About 60 students and four teachers from Our Lady of Good Counsel High School in Olney, Maryland, attended the walk this year as part of their class on world religions. Junior Brendan Dunn said he learned a lot about different religions for a class project that included going to a sacred worship space different from his own tradition. His classmate, Tristan Johnson agreed adding, “If everyone is together, it makes the world better.”

Lynnly Tydings, a teacher at Good Counsel, said the Unity Walk helps make the lessons from class “present to the students.” She said she hopes the students recognize people of other faiths “are our neighbors, and we are called to be welcoming to all faiths.”

Before the Sept. 8 Unity Walk began, Archbishop Gregory posed for a photo with a group of students from Our Lady of Good Counsel High School in Olney who were participating in the event. (CS photo/Mihoko Owada)

Visiting the area from Jamaica, Ashley Livingston attended the Unity Walk to “experience different religious beliefs and learn about different cultures.”

Jennifer Castro came to the walk from Alexandria, Virginia, after seeing the event advertised on Facebook. “I really wanted to see other churches,” Castro said. “It’s nice to spend the whole day around people who want to be unified.”

Castro and her friend Gina Mortensen were participating in their first Unity Walk and on their way to see Annunciation Church, the second stop on the map. “I love learning about other religions,” said Mortensen, a member of the Church of Latter Day Saints. “I wanted to be here to support unity and learn,” she said adding, “there’s so much I don’t know.”

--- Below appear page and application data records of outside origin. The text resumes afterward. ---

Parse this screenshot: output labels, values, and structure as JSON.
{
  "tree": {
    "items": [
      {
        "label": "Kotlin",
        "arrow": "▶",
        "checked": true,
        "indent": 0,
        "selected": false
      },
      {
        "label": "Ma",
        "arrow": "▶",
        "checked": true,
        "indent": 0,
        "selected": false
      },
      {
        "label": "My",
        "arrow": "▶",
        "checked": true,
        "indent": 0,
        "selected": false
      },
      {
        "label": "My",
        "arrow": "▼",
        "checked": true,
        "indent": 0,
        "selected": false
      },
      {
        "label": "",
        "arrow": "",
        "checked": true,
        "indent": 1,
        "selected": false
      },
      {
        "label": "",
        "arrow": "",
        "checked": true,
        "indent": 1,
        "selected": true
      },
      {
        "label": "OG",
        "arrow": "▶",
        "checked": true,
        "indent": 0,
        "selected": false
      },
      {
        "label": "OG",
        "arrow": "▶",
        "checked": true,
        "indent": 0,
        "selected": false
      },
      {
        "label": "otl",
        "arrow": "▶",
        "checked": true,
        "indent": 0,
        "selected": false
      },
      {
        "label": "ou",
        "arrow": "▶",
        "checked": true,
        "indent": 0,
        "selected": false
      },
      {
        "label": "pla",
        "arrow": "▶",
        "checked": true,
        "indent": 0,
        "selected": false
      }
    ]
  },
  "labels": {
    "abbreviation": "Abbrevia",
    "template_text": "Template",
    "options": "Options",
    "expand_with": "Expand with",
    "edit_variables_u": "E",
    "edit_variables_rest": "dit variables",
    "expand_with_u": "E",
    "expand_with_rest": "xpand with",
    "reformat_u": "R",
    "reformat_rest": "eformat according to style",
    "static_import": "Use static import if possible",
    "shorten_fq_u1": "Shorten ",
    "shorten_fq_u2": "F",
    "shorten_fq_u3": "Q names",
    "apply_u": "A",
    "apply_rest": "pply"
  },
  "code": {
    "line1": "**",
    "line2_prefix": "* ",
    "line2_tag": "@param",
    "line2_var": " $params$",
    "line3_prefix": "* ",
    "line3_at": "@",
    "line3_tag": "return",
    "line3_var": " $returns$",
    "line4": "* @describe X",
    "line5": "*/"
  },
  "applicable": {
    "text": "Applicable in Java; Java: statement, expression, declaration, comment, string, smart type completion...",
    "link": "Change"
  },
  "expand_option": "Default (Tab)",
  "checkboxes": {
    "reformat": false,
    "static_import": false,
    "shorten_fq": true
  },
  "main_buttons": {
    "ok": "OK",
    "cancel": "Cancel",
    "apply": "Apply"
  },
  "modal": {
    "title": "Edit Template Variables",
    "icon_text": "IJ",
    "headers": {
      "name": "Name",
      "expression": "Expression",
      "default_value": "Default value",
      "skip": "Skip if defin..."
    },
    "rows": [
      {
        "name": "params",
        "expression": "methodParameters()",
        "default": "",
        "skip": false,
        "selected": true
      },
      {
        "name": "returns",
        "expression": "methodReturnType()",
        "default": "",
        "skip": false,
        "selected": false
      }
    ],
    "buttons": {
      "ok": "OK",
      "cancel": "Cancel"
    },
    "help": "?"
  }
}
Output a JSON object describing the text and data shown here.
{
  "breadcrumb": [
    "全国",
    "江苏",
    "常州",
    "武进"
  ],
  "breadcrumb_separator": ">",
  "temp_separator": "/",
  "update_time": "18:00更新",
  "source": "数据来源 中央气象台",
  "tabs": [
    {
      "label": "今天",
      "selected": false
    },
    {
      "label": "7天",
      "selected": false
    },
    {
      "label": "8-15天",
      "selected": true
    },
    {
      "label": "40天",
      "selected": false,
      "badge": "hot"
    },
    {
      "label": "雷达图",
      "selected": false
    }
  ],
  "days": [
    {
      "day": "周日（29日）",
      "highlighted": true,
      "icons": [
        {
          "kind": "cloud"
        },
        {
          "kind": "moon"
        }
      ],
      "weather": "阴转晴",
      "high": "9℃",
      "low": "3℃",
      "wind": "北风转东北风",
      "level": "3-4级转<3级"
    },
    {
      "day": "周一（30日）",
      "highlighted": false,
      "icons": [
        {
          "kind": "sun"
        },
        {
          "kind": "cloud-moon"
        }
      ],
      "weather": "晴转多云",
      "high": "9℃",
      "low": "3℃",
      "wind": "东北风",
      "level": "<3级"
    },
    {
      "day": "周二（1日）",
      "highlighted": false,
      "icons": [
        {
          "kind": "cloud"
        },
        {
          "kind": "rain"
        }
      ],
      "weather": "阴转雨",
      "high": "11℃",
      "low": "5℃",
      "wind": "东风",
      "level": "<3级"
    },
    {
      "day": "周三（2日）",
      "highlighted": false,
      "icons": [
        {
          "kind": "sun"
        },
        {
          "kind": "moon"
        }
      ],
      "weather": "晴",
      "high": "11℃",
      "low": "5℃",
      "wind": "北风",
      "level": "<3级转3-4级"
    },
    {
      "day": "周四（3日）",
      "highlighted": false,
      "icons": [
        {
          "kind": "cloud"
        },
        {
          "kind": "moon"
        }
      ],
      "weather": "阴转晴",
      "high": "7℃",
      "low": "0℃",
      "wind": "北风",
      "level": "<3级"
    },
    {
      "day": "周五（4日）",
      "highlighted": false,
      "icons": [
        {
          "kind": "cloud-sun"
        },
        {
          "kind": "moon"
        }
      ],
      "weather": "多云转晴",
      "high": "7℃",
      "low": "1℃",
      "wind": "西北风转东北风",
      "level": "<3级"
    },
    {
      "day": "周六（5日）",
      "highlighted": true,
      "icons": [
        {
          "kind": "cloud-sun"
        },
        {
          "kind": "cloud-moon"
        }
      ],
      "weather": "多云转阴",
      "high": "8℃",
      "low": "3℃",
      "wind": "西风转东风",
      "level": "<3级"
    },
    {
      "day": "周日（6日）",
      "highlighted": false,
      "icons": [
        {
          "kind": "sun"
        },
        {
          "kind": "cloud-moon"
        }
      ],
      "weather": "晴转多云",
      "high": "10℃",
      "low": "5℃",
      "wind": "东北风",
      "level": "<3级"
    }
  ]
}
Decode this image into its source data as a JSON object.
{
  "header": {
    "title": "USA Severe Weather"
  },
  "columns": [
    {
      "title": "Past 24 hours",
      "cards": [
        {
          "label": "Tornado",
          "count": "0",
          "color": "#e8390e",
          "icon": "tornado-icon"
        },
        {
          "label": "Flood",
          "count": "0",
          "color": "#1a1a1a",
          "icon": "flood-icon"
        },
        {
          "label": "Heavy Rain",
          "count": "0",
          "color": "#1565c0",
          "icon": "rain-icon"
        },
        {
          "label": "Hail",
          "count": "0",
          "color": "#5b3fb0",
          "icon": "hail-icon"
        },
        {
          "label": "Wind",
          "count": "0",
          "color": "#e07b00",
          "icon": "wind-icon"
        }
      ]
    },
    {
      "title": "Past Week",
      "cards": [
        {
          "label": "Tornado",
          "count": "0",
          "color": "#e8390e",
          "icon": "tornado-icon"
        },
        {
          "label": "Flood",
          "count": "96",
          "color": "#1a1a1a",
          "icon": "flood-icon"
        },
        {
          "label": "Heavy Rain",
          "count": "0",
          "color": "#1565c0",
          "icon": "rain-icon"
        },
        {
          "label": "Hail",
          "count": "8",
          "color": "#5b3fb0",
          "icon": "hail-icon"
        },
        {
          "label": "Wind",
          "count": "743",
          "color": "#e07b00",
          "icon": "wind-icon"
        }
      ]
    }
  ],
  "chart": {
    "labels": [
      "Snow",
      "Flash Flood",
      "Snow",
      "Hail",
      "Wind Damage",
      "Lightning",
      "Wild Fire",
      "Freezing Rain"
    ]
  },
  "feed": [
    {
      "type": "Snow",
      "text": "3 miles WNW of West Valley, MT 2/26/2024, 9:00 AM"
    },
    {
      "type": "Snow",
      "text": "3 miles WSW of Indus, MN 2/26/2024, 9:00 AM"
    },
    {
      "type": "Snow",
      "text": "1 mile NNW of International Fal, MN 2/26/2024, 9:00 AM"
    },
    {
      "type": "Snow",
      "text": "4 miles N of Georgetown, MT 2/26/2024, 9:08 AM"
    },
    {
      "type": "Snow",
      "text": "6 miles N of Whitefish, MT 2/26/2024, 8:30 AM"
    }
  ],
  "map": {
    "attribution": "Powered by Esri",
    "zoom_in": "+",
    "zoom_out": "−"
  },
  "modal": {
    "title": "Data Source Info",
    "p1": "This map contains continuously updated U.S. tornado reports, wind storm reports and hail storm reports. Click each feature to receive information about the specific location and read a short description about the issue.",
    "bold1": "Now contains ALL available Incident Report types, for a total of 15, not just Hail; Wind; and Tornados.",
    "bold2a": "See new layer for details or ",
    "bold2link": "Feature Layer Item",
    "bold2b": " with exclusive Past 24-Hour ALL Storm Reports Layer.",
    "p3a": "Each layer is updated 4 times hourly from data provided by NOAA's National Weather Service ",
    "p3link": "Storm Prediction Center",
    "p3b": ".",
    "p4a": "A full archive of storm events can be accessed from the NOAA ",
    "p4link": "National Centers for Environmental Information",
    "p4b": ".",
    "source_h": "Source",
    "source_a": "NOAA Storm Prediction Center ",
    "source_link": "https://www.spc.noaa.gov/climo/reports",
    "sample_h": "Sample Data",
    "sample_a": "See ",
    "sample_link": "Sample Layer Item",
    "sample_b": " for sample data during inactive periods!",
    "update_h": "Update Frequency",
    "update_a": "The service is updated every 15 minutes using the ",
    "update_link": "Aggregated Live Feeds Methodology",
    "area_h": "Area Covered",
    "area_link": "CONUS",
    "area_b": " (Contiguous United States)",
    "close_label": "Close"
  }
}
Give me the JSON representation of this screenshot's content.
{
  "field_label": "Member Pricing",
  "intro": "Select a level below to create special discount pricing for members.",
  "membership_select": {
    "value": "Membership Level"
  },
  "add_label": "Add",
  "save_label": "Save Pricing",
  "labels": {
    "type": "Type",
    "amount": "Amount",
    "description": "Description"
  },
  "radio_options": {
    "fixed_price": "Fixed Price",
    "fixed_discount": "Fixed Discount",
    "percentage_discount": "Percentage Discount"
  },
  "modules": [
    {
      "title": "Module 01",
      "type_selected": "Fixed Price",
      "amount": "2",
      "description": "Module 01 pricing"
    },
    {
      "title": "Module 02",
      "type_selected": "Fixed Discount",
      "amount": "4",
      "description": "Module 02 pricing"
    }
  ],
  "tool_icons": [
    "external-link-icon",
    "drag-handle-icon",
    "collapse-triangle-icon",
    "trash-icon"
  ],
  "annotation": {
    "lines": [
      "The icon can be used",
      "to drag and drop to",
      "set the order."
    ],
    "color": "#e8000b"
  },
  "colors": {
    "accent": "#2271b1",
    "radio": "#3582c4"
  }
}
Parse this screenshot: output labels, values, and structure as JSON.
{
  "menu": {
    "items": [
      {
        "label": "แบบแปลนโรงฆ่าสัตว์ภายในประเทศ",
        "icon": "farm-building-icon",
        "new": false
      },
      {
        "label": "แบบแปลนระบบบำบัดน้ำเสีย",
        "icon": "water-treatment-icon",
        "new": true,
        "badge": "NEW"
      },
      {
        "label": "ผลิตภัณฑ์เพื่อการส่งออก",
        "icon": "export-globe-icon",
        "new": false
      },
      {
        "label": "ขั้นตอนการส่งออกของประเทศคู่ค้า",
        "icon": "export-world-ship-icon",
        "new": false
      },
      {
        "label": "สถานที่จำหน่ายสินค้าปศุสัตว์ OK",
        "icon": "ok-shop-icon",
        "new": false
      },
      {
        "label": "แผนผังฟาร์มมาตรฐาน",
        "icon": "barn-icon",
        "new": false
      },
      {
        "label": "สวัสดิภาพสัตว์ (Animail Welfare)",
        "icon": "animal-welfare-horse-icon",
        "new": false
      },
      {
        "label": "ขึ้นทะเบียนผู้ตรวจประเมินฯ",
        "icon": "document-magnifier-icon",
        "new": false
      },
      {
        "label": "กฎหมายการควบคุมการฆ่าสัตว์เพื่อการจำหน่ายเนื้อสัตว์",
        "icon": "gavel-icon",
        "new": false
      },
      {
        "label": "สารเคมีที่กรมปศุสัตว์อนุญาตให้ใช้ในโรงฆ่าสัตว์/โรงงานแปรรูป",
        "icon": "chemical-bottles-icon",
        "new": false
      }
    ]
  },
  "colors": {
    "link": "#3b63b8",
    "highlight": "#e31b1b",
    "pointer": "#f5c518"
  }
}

Tony Quainton, a parishioner at Annunciation for more than 50 years, agreed that most “people are ignorant of one another.” Quainton, who has participated in many walks over the years, described the event as “the beginning of introducing people to places of worship of others – it’s really a great idea.”  

He added there was enough common ground in all religions. “People want peace. They want mutual understanding,” Quainton said. The Annunciation parishioner warmly greeted Jim Tate, a bishop and friend from the Church of Latter Day Saints. “There is only one way to whip the devil – and the only way is love,” Tate said.

Up half a block from Annunciation Church, Sikh Gurdwara DC opened its doors and their kitchen providing free food for all participants. One volunteer at the worship space remarked, “It’s free food for everybody – for the love of humanity.” 

Across the street outside of Embassy Church, staff members from Interfaith Power and Light invited participants to water two newly planted trees on the church’s property. Joelle Novey, director of the program that was supported by the Interfaith Council, said the walk helps them connect various faiths with stewardship of the earth. 

Novey said she wanted to remind the faithful “how their faith calls them to address climate change.” The program works closely with parishes and congregations in helping find ways to care for the planet. Novey said in recent years Catholic parishes have been looking for ways to respond to Pope Francis’s encyclical Laudato Si’ and its call for ecological conservation. She noted this year the organization would focus on better transportation solutions for the environment and would be reaching out to parishes soon.

Back at Annunciation, Msgr. Mike Mellone, pastor, said the annual walk “is a great day. We get to see other houses of worship expressing their faith.” The pastor took some time to greet all the visitors to the church and answer questions. 

Rabbi Gerald Serotta, executive director of the Interfaith Council, speaks with Buddhist monks during the Sept. 8 Unity Walk sponsored by the council that he heads. (CS photo/Mihoko Owada)

Rabbi Gerald Serotta, executive director of the Interfaith Council, greeted Msgr. Mellone and said the unity walk has transformed from looking back to “now looking forward to the world we imagine it could be.” 

He said the unity walk allows participants a foretaste of the prophet Isaiah’s vision of God on his throne. Through the walk, Rabbi Serotta said, “we learn a little bit of what all the other rooms of the temple will look like besides our own.”